At some point, the bubble has to burst. Thanks to the Kings deciding to play their first-round series like they were relegation fodder, the Knights got to simply waltz into the second round in their first playoff asking with barely a sweat. A steam-room for half an hour would have been more taxing. The Sharks won’t be as cowardly or stupid, but then they don’t have a horseshoe and salt and a rabbit’s foot jammed in their colon like the Knight have had all season. The Sharks come with no less playoff savvy than the Kings had, they just have a much better roster. One hopes this is where the Knights dance of the seven veils finally comes to an end, because this has been a bit silly.

Goalies: Whatever we said about Sergei Bobrovsky, the opposite just might be true of Martin Jones. He threw a .970 at the Ducks in the first round, though to be fair the Ducks didn’t post much more of a threat than a veiled suggestion at him. But this follows his .935 in the first round loss last year to the Oilers, and his .923 in the Sharks’ run to the Final in ’16. Jones just might be a playoff goalie, and he’ll get more support than Jonathan Quick got.
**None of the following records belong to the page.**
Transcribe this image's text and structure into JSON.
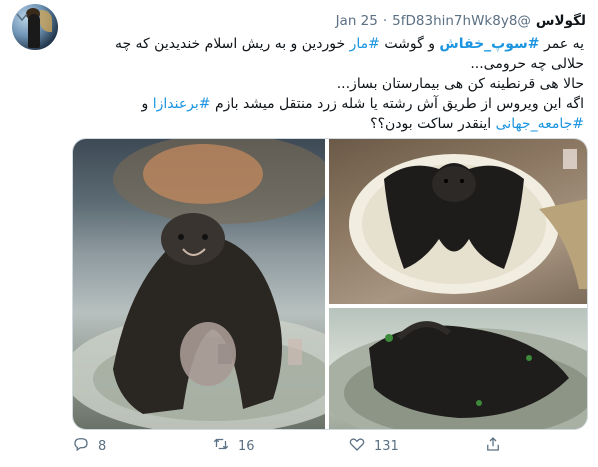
{
  "author": {
    "display_name": "لگولاس",
    "handle": "@5fD83hin7hWk8y8",
    "separator": "·",
    "date": "Jan 25"
  },
  "tweet": {
    "line1": {
      "before": "یه عمر ",
      "hashtag": "#سوپ_خفاش",
      "after": " و گوشت ",
      "hashtag2": "#مار",
      "after2": " خوردین و به ریش اسلام خندیدین که چه"
    },
    "line2": "حلالی چه حرومی...",
    "line3": "حالا هی قرنطینه کن هی بیمارستان بساز...",
    "line4": {
      "text": "اگه این ویروس از طریق آش رشته یا شله زرد منتقل میشد بازم ",
      "hashtag": "#برعندازا",
      "after": " و"
    },
    "line5": {
      "hashtag": "#جامعه_جهانی",
      "after": " اینقدر ساکت بودن؟؟"
    }
  },
  "media": {
    "photos": [
      "bat-soup-photo-1",
      "bat-soup-photo-2",
      "bat-soup-photo-3"
    ]
  },
  "actions": {
    "reply_count": "8",
    "retweet_count": "16",
    "like_count": "131"
  },
  "colors": {
    "link": "#1b95e0",
    "muted": "#5b7083",
    "text": "#0f1419"
  },
  "icons": {
    "menu": "chevron-down-icon",
    "reply": "reply-icon",
    "retweet": "retweet-icon",
    "like": "heart-icon",
    "share": "share-icon"
  }
}
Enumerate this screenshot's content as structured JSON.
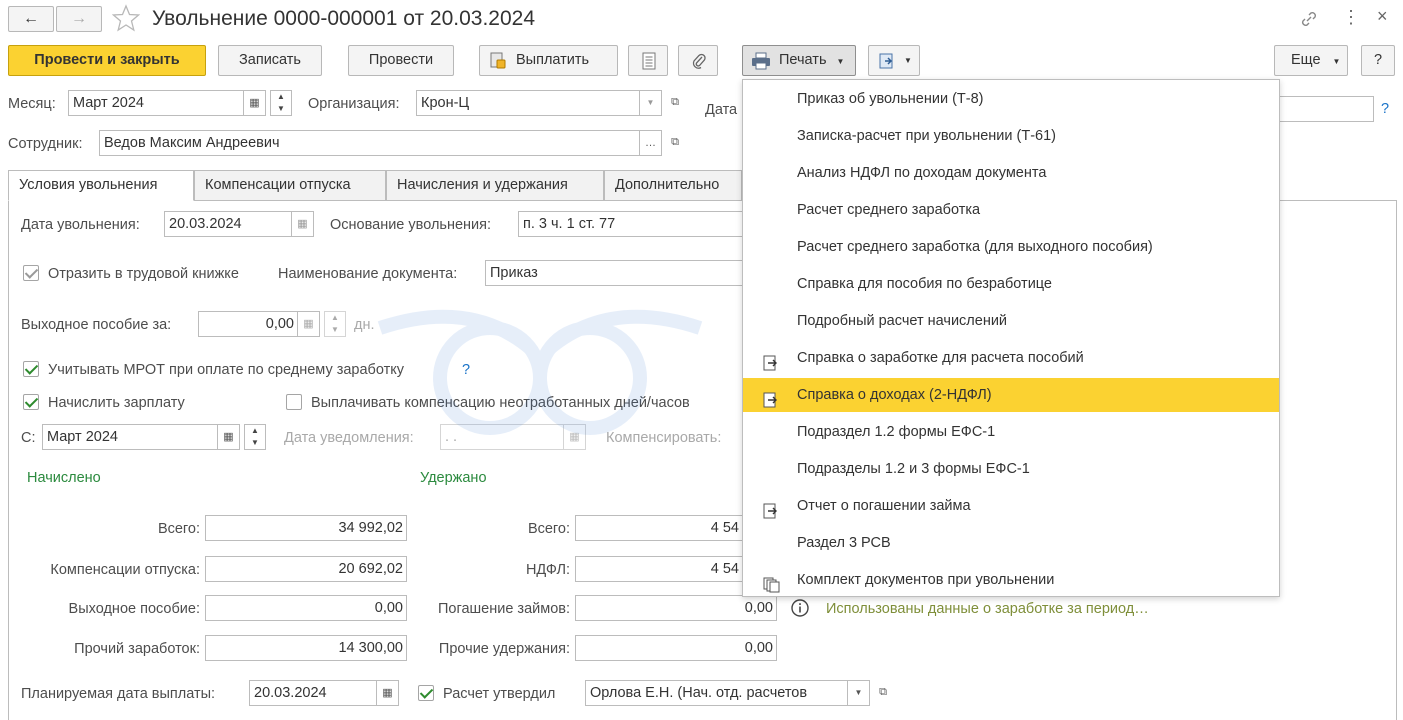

You used to toss all sort of jokes at Marc-Andre Fleury, and then he’d let those jokes pass by his glove or through his legs into the net. Not so now. Fleury was even better than Jones in the first round with a .977, but then again he faced even less of a threat than Jones did as the Kings barely sent one forward over the red line all series while Dustin Brown looked at things with his Dustin Brown face. We can say for sure that Fleury will get tested more here, but this is the same guy who backstopped the Penguins through the first two rounds last year. Where and if the Knights break, it’s unlikely to be in net.

Defense: While it doesn’t get the pub outside of Brent Burns, this is the Sharks’ strength. It’s not as good as it could be, as for reasons he can’t even understand or explain Peter DeBoer has eschewed Joakim Ryan for the smoldering husk of Paul Martin to play with Brent Burns which is a really bad idea. The Sharks defense actually spent a lot of time on the back foot against the Ducks, though with all of the Ducks merely looking at their watch the whole series they didn’t give up a lot of good chances. You’d still take this top four, and Vlasic and Braun have a better chance at nullifying the Knights’ top line. It’s not the quickest outside of Burns, making the not-playing of Ryan even more curious, and they might have to play it cautious to keep from the Knights getting behind them a lot. Which was the Kings’ problem.

I feel like I’m done trying to explain anything that goes on with Vegas. On paper, this defense sucks. Nate Schmidt is the only one you’d want. Maybe Shea Theodore if you’ve had one too many, which is the state I assume most NHL general managers operate in. But McNabb and Engelland suck and we know this. I couldn’t pick Colin Miller or John Merrill out of a lineup. And yet because the Kings didn’t do anything other than occasionally try and spread germs to them, they were untested in the first round. You’d think they’ll get no such breaks from the far deeper Sharks, especially as Donskoi and Hertl seemed to get going in Round 1. This has to be the weak point the Sharks can exploit.

Forwards: Hanging over this series is when and if Joe Thornton will return. The real question is whether the Sharks are better without him right now. Pavelski has been a much better center than wing, and he was a pretty good wing. The Sharks play faster without Thornton, and their goal-, attempt-, and scoring chance-rates have all risen since Thornton got hurt. If the Sharks jump out to a lead in this series they can hold Thornton back even longer, though it sounds like he’s never going to be healthy. Even without him, this is a deep team. The Sharks got contributions from all four lines in their ass-stuffing of the Ducks, which has been a calling-card of the Knights. When Thornton does come back it’ll be interesting if they don’t try and simply get what they can out of him and just have him replace Eric Fehr on the fourth line. For right now, they’ve got enough.

The Knights were a little more top-heavy than the Sharks in Round 1, though given the way the Kings tried to play a Panic Room game there weren’t a lot of chances to go around. They only needed seven goals to get through. Seven goals won’t get it done here, and while the Sharks will be more open than the Kings were the Knights are going to have to get more from the likes of Eakin, Nosek, Haula, and the bottom six to get out. Because the likelihood is that Pavelski, Kane, Hertl, Donskoi are going to match whatever the Knights’ top six does.

Prediction: This one’s going to go a while, because both goalies are playing too well to see either team get out of this in four or five. Each will get at least one goalie win. And while everything seems to be breaking the Knights’ way, I trust the Sharks’ defense and bottom six more than theirs. The Sharks also probably get an emotional boost from Thornton’s return, especially as it looks like it’ll happen, in whatever form, at home in Game 3 or 4. Sharks in 6.